The program below calls getdate() for each of its command-line arguments, and for each call displays the values in the fields of the returned tm structure.The following shell session demonstrates the operation of the program: $ TFILE=$PWD/tfile $ echo '%A' $TFILE # Time (HH: MM: SS) $ date $ export DATEMSK=$TFILE $ ./Tuesday '2009-12-28' '' Sun Sep 7 CEST 2008 Call 1 ("Tuesday") succeeded: tm_sec = 36 tm_min = 3 tm_hour = 6 tm_mday = 9 tm_mon = 8 tm_year = 108 tm_wday = 2 tm_yday = 252 tm_isdst = 1 Call 2 ("2009-12-28") succeeded: tm_sec = 36 tm_min = 3 tm_hour = 6 tm_mday = 28 tm_mon = 11 tm_year = 109 tm_wday = 1 tm_yday = 361 tm_isdst = 0 Call 3 ("") succeeded: tm_sec = 33 tm_min = 22 tm_hour = 12 tm_mday = 7 tm_mon = 8 tm_year = 108 tm_wday = 0 tm_yday = 250 tm_isdst = 1 Program source #define _GNU_SOURCE #include This page is part of release 5.02 of the Linux man-pages project.The first line in the file that matches the given input string is used for the conversion.

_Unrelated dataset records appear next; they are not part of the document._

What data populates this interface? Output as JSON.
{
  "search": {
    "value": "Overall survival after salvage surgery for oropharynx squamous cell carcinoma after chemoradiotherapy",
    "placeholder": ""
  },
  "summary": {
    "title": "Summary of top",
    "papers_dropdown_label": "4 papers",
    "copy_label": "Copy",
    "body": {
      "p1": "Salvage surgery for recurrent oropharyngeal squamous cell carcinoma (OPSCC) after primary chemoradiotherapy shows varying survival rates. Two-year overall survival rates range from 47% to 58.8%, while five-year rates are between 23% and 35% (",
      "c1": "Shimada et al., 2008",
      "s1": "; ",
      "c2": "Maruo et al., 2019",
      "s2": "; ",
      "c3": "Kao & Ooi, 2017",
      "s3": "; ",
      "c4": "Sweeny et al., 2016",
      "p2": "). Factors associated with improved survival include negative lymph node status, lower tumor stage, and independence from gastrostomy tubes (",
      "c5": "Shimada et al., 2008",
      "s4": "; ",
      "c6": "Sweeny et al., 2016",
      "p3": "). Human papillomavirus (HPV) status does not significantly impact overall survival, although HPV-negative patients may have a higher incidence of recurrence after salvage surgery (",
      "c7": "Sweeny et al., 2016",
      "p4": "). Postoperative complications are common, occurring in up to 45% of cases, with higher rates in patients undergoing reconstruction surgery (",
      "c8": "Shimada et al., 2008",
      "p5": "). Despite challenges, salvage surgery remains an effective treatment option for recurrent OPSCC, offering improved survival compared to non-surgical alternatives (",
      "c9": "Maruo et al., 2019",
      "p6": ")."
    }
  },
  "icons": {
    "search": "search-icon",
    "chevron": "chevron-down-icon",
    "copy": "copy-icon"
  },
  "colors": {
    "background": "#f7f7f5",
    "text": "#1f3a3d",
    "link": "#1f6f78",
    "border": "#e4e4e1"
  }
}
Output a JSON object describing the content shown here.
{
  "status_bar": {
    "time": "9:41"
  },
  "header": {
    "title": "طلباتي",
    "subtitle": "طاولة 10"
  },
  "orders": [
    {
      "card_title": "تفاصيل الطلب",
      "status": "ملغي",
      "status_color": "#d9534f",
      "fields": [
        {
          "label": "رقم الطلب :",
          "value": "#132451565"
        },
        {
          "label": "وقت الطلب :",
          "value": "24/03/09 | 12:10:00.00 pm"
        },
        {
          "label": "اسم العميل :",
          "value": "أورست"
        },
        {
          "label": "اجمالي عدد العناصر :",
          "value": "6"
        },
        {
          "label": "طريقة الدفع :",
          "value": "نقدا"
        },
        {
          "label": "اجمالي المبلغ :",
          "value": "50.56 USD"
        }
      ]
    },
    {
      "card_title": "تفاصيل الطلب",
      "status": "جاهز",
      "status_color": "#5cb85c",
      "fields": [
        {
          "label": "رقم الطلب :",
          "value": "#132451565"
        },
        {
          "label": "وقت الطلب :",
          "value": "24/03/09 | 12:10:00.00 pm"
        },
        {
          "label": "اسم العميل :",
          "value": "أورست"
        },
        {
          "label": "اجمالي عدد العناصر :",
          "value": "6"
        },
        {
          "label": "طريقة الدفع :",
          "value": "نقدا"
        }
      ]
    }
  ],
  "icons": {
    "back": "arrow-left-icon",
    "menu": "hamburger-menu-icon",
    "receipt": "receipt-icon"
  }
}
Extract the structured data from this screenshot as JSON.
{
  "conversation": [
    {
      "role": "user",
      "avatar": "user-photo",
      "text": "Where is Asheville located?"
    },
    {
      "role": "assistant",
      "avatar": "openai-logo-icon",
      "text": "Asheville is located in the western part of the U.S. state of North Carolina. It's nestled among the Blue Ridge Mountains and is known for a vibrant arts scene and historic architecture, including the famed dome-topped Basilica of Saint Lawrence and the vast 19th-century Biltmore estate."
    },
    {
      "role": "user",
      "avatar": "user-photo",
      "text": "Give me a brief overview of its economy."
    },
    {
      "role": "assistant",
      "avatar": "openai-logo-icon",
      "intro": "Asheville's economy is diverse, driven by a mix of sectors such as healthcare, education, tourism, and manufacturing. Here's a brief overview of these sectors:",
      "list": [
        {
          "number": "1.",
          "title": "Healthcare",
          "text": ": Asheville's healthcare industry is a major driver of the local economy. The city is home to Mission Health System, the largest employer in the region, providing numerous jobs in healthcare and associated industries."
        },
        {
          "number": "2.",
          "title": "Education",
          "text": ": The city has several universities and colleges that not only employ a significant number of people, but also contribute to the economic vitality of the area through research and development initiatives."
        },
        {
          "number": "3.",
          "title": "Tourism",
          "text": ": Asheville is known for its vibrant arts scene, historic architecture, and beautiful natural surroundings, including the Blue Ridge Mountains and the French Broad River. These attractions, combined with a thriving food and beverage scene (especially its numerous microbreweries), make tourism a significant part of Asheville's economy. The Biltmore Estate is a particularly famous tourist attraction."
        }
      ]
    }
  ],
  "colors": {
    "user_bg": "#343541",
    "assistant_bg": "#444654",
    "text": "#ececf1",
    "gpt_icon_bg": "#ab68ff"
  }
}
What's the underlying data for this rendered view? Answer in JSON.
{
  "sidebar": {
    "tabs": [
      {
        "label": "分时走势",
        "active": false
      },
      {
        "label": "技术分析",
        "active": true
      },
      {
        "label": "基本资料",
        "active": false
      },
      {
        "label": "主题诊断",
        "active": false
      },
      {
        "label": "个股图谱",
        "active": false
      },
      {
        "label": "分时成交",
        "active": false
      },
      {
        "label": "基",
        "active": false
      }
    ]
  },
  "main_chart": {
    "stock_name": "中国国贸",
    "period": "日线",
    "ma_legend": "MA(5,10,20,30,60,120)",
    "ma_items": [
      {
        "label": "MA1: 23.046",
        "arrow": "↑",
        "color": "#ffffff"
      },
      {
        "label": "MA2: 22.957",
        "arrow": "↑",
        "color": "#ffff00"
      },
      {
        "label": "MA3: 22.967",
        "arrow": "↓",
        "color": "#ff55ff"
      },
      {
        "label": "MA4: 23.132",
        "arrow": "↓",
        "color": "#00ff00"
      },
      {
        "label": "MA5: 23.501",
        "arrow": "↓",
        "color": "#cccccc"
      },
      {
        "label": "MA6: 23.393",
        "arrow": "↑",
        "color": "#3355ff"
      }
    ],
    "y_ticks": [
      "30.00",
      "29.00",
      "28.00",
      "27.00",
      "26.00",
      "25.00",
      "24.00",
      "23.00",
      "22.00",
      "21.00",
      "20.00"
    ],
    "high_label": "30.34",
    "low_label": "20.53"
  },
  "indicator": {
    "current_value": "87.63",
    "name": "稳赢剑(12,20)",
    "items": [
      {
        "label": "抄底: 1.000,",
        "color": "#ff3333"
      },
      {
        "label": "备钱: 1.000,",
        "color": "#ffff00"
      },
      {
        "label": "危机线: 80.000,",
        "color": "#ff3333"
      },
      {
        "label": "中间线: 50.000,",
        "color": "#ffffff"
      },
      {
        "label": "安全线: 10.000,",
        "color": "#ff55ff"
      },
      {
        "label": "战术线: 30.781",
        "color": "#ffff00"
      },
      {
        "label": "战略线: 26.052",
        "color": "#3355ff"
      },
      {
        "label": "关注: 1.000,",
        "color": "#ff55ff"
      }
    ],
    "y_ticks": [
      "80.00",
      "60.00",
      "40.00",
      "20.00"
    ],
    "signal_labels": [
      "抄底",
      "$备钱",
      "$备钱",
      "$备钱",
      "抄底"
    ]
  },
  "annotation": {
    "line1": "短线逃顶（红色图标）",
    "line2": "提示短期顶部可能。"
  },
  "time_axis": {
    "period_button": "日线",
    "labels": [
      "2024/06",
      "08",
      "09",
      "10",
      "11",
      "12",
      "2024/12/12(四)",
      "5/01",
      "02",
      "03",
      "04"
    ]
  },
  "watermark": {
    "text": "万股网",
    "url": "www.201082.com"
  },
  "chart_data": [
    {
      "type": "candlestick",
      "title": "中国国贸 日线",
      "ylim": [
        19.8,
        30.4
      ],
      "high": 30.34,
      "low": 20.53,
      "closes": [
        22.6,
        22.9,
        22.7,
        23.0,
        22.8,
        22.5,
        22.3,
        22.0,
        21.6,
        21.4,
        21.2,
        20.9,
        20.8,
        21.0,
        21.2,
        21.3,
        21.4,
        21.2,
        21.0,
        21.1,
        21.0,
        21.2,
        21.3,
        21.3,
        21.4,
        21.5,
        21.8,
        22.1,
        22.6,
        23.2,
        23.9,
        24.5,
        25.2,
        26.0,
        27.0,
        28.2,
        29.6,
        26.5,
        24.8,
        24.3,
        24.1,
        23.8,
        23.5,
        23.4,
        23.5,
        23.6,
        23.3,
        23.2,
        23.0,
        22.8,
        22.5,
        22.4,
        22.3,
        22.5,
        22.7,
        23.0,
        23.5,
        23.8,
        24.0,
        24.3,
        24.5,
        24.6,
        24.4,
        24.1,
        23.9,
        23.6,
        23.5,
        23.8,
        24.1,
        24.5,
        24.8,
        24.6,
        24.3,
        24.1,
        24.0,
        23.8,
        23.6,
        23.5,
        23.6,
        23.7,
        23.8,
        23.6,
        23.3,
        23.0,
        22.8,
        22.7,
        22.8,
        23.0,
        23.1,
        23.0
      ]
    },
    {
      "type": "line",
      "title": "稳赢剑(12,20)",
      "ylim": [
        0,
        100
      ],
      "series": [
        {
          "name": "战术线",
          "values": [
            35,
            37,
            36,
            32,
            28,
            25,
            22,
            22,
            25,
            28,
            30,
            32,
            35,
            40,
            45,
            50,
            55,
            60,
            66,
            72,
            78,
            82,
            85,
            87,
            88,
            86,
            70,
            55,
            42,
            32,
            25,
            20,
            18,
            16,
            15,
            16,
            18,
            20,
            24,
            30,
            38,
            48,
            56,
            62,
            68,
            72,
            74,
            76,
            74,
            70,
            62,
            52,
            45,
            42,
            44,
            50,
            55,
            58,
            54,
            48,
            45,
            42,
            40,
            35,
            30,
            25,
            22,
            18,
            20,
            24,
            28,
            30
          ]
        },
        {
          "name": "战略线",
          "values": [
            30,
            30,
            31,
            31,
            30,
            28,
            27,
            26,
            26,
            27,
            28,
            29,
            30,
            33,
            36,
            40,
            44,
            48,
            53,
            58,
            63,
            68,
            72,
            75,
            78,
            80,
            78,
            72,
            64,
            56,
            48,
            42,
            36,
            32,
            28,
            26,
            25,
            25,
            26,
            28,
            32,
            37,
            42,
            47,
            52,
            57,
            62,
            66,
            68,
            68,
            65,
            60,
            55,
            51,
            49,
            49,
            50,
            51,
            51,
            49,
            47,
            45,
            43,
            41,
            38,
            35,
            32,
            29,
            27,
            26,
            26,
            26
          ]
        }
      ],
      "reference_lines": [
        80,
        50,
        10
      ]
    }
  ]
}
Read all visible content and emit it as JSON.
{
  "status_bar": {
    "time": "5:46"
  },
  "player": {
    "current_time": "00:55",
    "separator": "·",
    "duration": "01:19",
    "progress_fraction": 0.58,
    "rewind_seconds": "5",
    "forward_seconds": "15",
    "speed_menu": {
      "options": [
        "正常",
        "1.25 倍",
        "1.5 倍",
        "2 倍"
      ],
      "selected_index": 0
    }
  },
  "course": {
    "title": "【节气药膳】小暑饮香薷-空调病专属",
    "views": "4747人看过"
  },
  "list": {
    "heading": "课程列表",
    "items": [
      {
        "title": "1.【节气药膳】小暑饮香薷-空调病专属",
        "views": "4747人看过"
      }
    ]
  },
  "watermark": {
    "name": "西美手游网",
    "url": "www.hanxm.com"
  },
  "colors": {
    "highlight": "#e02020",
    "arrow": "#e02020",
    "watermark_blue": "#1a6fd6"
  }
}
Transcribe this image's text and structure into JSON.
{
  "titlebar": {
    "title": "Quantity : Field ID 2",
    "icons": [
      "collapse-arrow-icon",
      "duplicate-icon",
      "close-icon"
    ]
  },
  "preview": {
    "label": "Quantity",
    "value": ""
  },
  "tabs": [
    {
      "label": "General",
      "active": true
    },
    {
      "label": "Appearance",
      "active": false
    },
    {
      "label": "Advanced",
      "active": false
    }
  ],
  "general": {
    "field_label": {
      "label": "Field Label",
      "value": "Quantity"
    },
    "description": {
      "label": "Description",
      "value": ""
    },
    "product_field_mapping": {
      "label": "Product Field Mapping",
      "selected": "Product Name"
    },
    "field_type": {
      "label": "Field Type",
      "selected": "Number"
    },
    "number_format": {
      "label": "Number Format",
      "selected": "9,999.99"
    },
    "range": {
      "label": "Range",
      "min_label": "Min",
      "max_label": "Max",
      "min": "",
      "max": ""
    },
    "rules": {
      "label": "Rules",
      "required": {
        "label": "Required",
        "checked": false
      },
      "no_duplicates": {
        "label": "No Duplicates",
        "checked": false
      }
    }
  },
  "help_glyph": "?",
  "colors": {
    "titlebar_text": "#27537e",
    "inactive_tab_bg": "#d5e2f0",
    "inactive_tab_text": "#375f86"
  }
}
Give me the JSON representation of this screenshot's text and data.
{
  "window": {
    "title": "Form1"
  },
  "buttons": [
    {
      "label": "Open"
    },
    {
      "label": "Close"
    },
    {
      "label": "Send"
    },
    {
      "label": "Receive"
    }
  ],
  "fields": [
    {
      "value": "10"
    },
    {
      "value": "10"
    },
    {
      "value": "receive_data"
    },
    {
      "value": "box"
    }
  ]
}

Superfluous whitespace, either in the pattern or in the string to be converted, is ignored.
For month view, it will always be sometime between the first and last day of the month.
is not the timezone that getdate() expects, an invalid input specification error shall result.
The getdate() function calculates an expected timezone based on information supplied to the function (such as the hour, day, and month).
This tm structure is allocated in static storage, and consequently it will be overwritten by further calls to getdate().
In contrast to strptime(3), (which has a format argument), getdate() uses the formats found in the file whose full pathname is given in the environment variable DATEMSK.